Solanesol levels increase dramatically when potato plants are exposed to moderately elevated temperature. Even higher levels occur when heat and drought stress are applied together. This may imply that solanesol plays a role in the response to these stresses. However, irrespective of the function of solanesol in the plant, the chemical industry may have found some important uses of the chemical. Solanesol is used by the pharmaceutical industry as an intermediate in the synthesis—both chemically and biotechnologically—of metabolically active organic compounds such as coenzyme Q10 (which may help relieve sufferers of migraine headaches and Parkinson’s disease) and vitamin K analogues. The market for coenzyme Q10 was valued at over $400 million in 2015 and is growing rapidly due to its use in cosmetics, pharmaceuticals and as a dietary supplement.

There is also a growing awareness that solanesol may have useful properties in its own right with reports of anti-bacterial, anti-inflammation and anti-ulcerative activities. Reports about the mechanism of action of solanesol are starting to surface, and its potential in this arena is considerable.

As the foliage of many solanaceous crops such as potato and tomato is essentially regarded as a waste product, there is considerable potential to explore the extraction of solanesol from these sources as a valuable byproduct. However, as stated earlier, the factors that determine the level of solanesol accumulation in a plant are not yet well understood. In potato, for example, there is considerable variation in the level of extractable solanesol. This depends not only on environmental conditions during the season, but also on the genetic properties of a particular potato variety. Some genetic and environmental factors have been clarified in recent research. The maximum level of solanesol that could be extracted from potato foliage in studies approached 2 percent of dry weight.

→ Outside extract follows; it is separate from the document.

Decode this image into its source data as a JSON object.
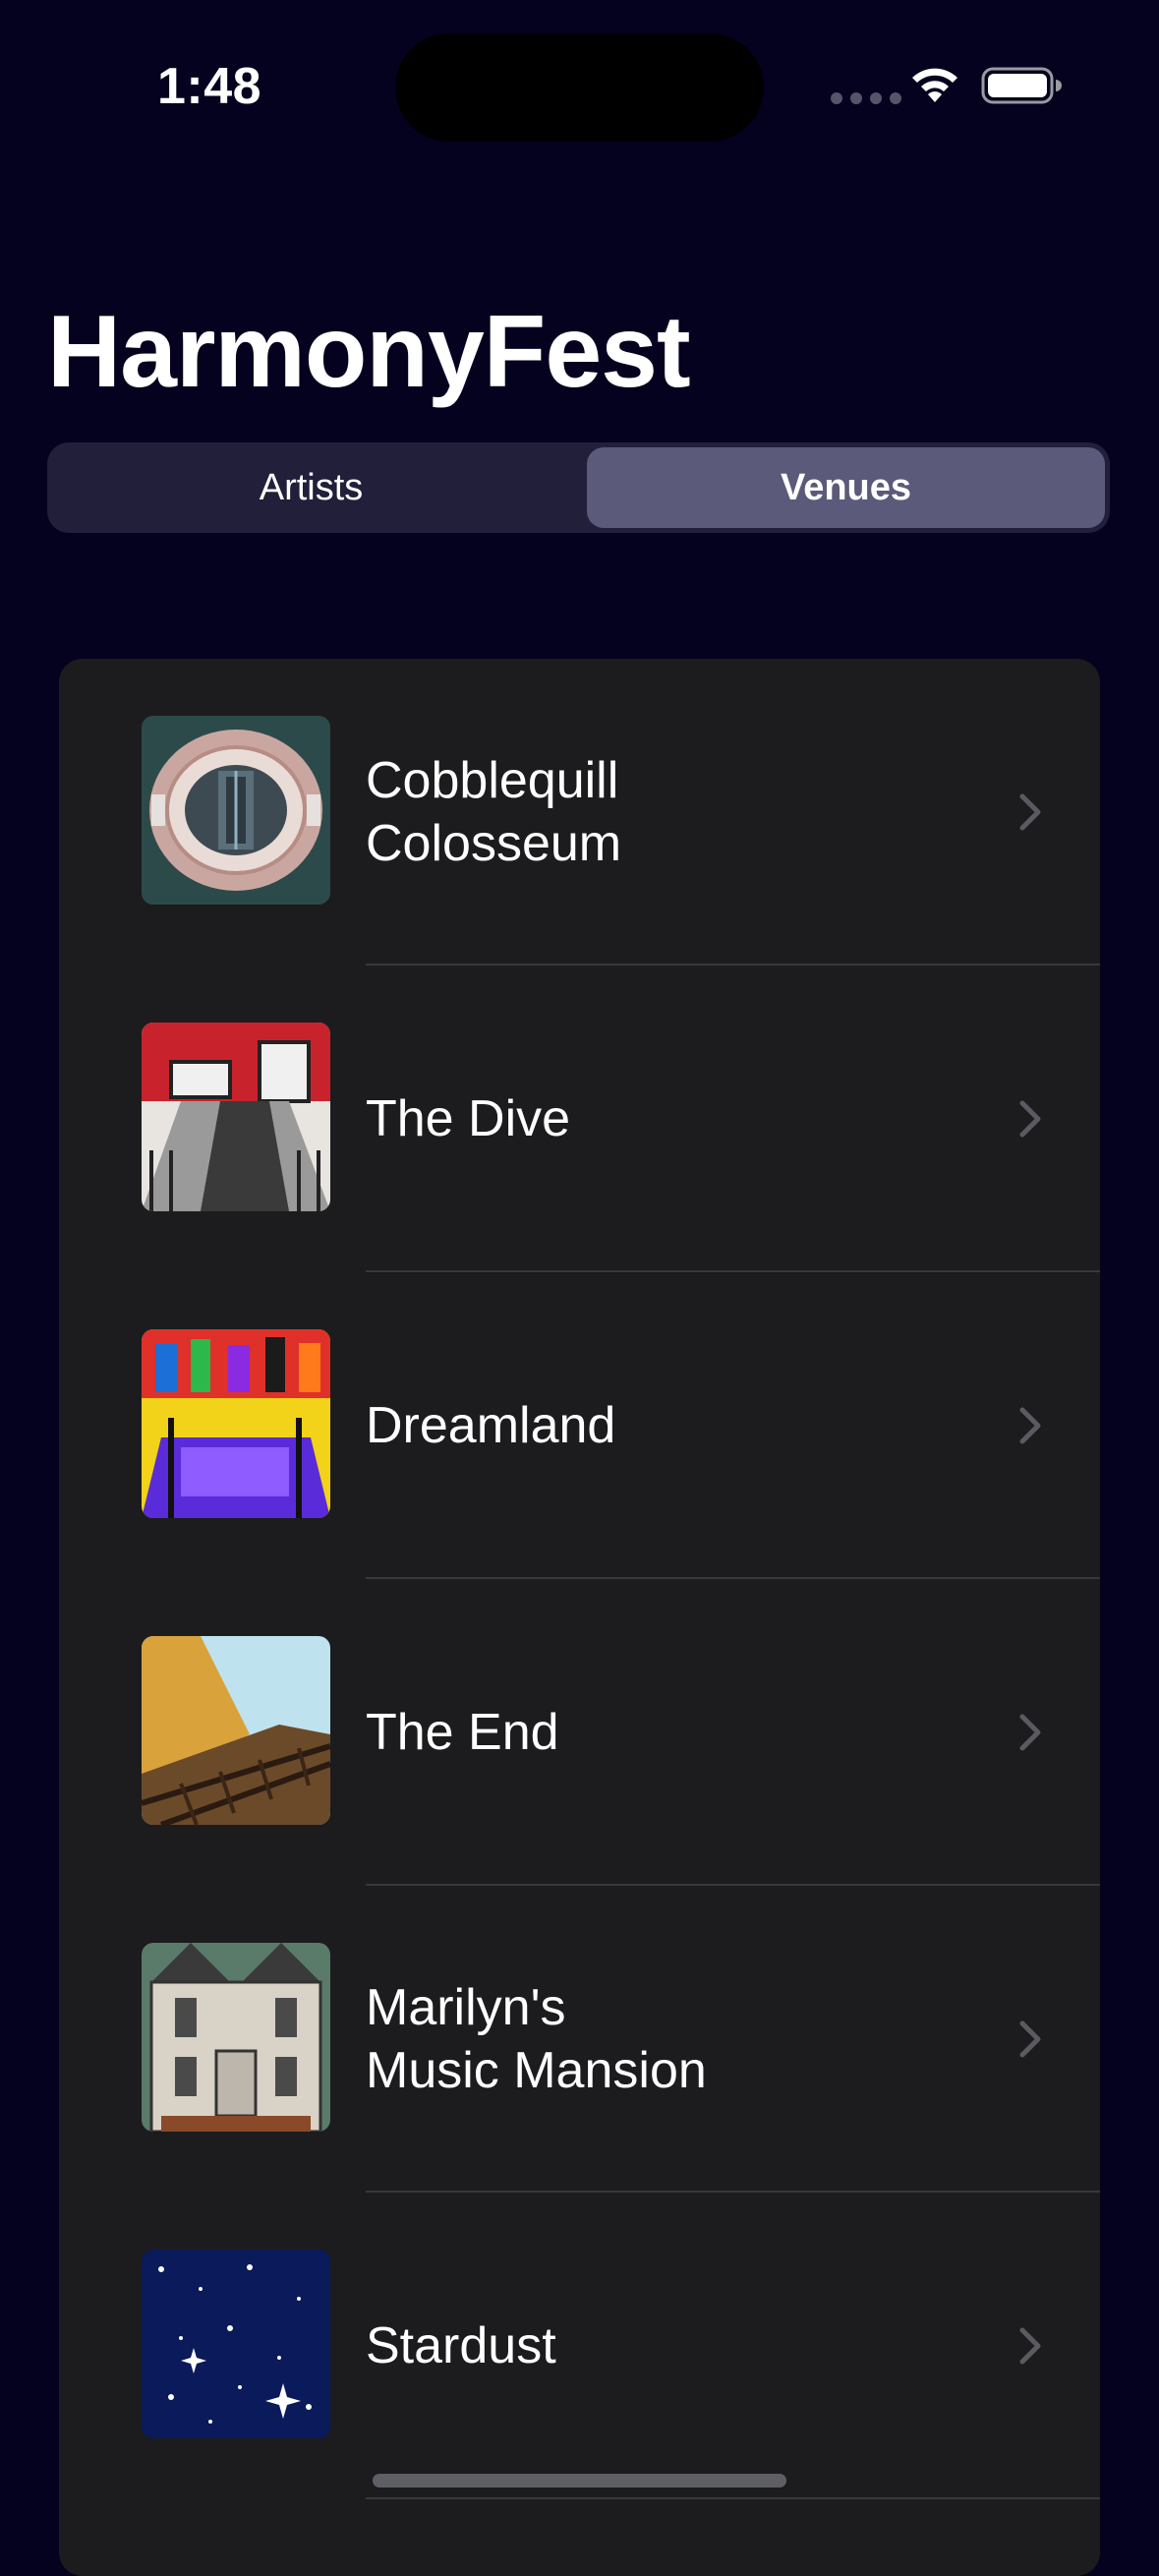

Foliar dry matter content in potato has been reported to be just over 2 tons per acre. Assuming a 2 percent dry matter level can be achieved, this equates to a potential yield of about 90 pounds per acre. Of course, to achieve this yield, significant changes in potato production methods would be required. Currently, following chemical desiccation, potato foliage is not harvested and is generally plowed into the field. However, mechanical foliage destruction methods such as flailing can be developed, which may allow foliage to be harvested. Using mechanical rather than chemical means to kill vines may be then be possible and may also add green credentials to potato production.

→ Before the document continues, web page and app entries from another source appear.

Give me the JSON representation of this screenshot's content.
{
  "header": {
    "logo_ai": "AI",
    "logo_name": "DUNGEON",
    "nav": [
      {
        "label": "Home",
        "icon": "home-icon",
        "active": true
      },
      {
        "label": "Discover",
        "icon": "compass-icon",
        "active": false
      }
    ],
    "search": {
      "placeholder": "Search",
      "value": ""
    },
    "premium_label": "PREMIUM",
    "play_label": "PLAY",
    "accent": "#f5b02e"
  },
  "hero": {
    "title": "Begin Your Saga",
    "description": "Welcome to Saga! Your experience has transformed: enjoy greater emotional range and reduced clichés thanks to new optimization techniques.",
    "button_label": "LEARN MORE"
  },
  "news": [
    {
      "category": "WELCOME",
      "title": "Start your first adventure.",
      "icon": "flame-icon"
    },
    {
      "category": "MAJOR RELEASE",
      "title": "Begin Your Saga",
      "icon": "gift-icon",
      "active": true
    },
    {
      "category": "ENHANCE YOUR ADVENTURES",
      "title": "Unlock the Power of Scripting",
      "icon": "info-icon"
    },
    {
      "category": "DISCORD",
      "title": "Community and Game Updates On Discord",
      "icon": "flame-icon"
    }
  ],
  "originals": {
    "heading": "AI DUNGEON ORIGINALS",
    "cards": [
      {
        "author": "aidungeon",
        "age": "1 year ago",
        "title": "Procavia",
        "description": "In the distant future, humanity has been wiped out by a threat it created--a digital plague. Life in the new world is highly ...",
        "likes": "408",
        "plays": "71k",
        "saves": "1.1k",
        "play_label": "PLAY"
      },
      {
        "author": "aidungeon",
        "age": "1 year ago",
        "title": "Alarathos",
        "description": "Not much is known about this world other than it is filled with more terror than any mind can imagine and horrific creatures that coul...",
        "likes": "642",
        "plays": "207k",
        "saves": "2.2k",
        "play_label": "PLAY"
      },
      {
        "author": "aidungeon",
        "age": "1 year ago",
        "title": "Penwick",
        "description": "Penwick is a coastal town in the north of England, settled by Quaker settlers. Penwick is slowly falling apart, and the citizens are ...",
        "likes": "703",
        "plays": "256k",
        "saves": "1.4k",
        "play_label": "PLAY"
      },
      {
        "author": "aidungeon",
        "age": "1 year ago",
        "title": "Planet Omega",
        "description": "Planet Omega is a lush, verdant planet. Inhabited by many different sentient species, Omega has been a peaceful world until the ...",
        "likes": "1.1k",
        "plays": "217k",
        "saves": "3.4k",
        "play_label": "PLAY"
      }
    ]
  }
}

Efforts to extract solanesol cheaply and efficiently would also be a requirement. Research to develop these methods is ongoing. Additional benefits may accrue by developing potato stems and leaves as a source of fiber and protein, as previous work has demonstrated yields of extractable protein of up to 530 pounds per acre. The potential of potato foliage as a commercial source of solanesol could add to the argument for using a bio-refinery approach to potato production.

This research work was supported through the European Union Framework Program 7 DISCO grant 613153.